Two poems by Momtaza Mehri

Bars Bars Bars

how it was is half the fun. half the story.

the grit underneath nails.  the last bit of meat left on the bone. a clinging

of years. yaa the years. softening like plastic. hoarded in narrowing closets

in the coldest of spare rooms. mothball mama. all the how it could have beens.

crates of apples & pears. flushing green as sickness.

remind me how. tell me how. she took two boxes to the prison.

let the guard touch her somewhere no one else had. yet.

he appeared. lighter than memory.  lidded eyes & dried blood bloom.

the reed of his spine now bent. do not ask how.

imagine all the ways a coat hanger can be put to use

& stop there.

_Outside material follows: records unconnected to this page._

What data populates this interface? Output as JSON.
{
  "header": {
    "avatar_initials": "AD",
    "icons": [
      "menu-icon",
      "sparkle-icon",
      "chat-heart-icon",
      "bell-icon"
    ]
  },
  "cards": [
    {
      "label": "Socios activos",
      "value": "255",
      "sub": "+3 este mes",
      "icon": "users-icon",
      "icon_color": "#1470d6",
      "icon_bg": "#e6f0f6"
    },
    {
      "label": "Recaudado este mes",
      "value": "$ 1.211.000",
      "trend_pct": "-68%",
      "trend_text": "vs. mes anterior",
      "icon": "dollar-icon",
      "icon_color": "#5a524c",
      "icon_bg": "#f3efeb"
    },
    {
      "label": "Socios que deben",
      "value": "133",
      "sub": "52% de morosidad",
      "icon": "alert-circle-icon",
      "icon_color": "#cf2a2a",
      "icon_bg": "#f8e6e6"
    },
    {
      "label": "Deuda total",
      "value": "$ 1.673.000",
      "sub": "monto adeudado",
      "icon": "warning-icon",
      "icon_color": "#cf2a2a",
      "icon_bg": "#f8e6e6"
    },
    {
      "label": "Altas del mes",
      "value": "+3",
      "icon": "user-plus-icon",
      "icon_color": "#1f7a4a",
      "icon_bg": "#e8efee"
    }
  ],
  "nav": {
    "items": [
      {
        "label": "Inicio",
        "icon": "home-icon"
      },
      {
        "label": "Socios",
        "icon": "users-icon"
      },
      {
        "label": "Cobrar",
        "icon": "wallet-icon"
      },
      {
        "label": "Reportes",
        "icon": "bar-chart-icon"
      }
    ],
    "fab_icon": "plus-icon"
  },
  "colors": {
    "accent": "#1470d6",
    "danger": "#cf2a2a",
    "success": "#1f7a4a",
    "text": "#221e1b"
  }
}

he stops too. at the burst of fruit, of something foreign, at her chest.

he does not notice.

leans over to whisper. did she remember the chocolate?

hazelnut spread & air conditioner hum. he wants it all.

imported from italy. back then it was a new thing.  a modern kind of sweetness.

you know how it is. how everything worth having gets stuck between the teeth.

brown against brown against bars.

the whites of his eyes tell their own tales.

she is not what he asked for.

but she is what he has.


Woke up to the sound of Big Bio spitting I heard it’s not where you from but where you pay rent.

An accident of fate. Yesterday’s news. Brushed what teeth I got & set pace. Know nothing beyond the downwards slide of flesh. Don’t know much about Big Boi’s South but I know what a murderous slumber looks like. Iced tea cut bitter. Inheritance. Misshapes. A guilt to marinate in. All my reference points are dead or on the way there. Bronchiole to bronchiole. What enters me always disseminates. Splits at the seams. Blood passes through the checkpoints of valves. Swing swings at the gate. Rolls backwards. Lean and slack-mouthed. Passport as freedom papers. Passport as paid dues. When in Rome, do as Romans do. Which incidentally is where mama ran to. Where auntie nearly got raped. Where the boot softened its imprint into my neck. Where the steel-toe kissed my teeth. Left a stamp I’ll carry to the grave. Don’t know much about the South, or boxed holes, but I know what goes down the drain. What always goes down.

(both previously unpublished)

Momtaza Mehri is a poet, essayist and meme archivist. Her chapbook sugah.lump.prayer was published as part of the New Generation African Poets series in 2017. Twitter: @RuffneckRefugee